I come from a family of entrepreneurs. I am an entrepreneur myself, and I have worked with hundreds of entrepreneurs that have been clients of my call center.
The popular press puts forth a million-and-one ideas about what makes an entrepreneur successful. It’s not that these articles don’t have any merit; they just tend to be very heavy on the “conceptual” and rather light on anything “concrete”. They throw around terms like – vision, innovation, strategic thinking, etc.
The success or failure of many of the entrepreneurs I have worked with has often come down to eight very practical concepts.
- Does the product or service you provide solve a very painful problem for your clients?
- Does the value of the solution you offer outweigh the price?
- Do you have the people and the systems in place to give your clients a consistently good experience?
- Do you continuously track a handful of critical measurements that can warn you of performance problems, cash problems and margin problems?
- Can you accurately project the “worst case scenario” of your cash flow for at least the next 12 months?
- Can you recognize the difference between an opportunity that could take advantage of your existing company expertise and resources and one that will require a whole new set of skills, people, applications, etc.?
- Are you successful at resisting the urge to act on your emotions before you have had time to research, question and test?
- Do your actions show that you value relationships and keep commitments?

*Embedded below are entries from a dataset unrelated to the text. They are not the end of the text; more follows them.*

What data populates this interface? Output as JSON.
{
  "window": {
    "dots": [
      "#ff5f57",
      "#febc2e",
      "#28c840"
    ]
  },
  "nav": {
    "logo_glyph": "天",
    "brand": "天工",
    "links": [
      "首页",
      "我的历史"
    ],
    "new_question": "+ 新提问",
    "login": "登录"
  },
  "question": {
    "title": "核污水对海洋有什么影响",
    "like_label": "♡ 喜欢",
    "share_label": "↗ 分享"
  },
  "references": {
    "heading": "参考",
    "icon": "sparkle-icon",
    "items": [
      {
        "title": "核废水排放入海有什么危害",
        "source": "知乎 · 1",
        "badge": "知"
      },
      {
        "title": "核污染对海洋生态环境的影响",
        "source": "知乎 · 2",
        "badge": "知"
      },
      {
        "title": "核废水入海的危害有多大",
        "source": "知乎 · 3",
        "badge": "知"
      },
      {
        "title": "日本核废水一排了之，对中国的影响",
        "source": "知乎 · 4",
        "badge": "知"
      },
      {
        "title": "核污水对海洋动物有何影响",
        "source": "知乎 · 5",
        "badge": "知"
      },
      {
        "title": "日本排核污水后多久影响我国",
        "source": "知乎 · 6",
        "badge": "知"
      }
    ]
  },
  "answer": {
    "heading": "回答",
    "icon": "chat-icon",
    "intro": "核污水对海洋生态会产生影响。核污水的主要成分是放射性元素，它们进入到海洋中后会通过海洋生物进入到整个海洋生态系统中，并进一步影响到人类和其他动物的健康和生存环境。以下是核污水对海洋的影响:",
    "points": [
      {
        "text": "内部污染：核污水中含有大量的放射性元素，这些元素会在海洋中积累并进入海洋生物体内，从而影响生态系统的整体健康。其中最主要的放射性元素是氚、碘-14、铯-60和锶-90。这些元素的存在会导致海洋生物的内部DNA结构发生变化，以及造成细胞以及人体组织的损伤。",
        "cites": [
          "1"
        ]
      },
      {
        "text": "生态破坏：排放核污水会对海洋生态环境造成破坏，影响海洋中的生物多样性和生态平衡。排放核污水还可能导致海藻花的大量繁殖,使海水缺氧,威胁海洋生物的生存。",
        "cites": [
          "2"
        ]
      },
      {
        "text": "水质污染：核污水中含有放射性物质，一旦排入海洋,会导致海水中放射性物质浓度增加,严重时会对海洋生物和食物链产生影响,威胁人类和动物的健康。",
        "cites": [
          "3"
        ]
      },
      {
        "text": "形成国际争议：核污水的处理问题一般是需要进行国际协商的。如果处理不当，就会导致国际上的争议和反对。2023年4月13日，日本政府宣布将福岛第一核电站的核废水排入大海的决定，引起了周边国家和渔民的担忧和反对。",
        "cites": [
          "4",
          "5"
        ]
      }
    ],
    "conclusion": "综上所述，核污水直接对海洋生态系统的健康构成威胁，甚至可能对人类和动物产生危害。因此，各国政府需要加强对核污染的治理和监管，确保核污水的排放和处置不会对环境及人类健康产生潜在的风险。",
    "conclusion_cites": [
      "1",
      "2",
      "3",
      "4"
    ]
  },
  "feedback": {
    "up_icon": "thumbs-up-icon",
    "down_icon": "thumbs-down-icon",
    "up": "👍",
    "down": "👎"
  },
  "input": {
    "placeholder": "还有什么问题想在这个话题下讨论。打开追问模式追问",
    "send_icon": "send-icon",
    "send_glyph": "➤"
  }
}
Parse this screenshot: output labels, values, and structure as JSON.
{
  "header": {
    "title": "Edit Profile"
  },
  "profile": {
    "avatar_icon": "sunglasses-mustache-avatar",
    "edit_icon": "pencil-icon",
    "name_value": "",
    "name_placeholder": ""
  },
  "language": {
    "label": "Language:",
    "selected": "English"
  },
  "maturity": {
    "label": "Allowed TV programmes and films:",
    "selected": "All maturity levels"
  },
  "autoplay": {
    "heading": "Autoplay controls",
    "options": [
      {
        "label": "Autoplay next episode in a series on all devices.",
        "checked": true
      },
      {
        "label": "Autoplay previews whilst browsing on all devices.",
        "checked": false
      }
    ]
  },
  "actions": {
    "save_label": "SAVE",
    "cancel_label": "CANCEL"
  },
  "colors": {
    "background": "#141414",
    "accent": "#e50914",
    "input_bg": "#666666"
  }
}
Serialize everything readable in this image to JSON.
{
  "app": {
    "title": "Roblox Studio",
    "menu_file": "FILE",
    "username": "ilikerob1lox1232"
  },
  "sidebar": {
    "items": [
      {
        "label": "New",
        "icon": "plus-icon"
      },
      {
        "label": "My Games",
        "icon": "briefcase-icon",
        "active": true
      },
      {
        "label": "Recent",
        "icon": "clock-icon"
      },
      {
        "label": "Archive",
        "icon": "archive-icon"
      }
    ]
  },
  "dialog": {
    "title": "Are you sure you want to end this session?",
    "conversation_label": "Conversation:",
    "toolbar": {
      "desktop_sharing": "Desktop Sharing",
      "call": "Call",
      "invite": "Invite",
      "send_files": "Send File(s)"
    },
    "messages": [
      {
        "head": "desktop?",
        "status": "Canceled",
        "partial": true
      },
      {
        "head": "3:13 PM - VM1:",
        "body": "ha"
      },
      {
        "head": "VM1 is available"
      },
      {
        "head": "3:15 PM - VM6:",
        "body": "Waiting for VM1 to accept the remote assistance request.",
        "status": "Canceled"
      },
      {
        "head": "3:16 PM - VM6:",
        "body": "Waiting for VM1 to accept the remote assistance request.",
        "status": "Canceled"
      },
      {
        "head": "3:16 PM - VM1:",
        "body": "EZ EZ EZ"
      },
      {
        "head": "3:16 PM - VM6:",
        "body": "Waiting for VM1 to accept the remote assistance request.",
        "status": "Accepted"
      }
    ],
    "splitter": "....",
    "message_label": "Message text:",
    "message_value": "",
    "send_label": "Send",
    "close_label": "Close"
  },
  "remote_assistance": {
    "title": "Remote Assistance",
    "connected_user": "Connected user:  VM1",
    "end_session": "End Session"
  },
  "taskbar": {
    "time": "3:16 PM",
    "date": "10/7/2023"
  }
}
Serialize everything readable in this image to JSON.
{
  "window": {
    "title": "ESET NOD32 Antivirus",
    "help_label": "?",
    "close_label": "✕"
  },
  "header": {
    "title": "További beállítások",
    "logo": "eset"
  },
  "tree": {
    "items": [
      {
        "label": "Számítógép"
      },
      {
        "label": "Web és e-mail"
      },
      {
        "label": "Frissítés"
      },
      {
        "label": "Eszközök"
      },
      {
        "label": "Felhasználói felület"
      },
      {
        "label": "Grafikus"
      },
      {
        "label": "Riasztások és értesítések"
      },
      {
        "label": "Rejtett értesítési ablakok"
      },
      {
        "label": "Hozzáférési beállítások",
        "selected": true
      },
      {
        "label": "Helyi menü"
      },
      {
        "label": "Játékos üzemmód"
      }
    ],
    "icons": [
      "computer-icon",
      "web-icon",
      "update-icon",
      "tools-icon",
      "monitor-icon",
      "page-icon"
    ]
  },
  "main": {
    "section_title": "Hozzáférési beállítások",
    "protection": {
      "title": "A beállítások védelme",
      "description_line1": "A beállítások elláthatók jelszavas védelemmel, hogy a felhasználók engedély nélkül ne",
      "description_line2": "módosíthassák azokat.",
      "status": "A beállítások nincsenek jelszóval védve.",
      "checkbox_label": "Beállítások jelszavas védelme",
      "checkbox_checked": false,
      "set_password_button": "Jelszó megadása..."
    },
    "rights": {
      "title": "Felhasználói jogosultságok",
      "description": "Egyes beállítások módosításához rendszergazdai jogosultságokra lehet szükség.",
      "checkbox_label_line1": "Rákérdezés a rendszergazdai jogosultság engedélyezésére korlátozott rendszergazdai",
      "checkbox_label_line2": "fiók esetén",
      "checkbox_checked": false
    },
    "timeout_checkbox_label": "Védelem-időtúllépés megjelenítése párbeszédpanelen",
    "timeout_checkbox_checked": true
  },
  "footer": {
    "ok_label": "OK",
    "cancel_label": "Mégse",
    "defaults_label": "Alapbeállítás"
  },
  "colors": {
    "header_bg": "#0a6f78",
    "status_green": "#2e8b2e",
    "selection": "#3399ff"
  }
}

The nuts and bolts of good performance are not rocket science, but they do require a focus on execution. Time and again I have seen business owner’s crash-and-burn when they concentrated only on their “great ideas” rather than on how they were going to provide consistent service.
Value: Prospects have to want what you have to offer and feel that they are getting a good return on their investment. Everyone values predictability and good work and nothing is a substitute for providing it – not slick advertising, a sexy product or service, good press, etc. You can’t make money if you can’t keep the customers you bring in the door, and they certainly won’t refer new business if you can’t perform.
Measurement: You can’t know what you don’t measure. Your impressions can often be grossly inaccurate, and problems that are not identified and addressed in a timely fashion can be deadly.
Emotions & Actions: The ability to control your optimism, and your temper, are critical to being an effective leader. And the only way to earn trust (from customers, vendors, employees and partners) is through what you do, not what you say.
Did you answer “no” to any of the eight questions? If so, what do you need to do ASAP to get to “yes”?
This blog was written by Laurie Leonard, the President of SUITE 1000, a U.S. based national telephone answering service, inbound call center and outsourced call center service. Her company has specialized in handling legal intake, sales leads, email lead response, appointment scheduling, customer service and help desk calls for over 20 years.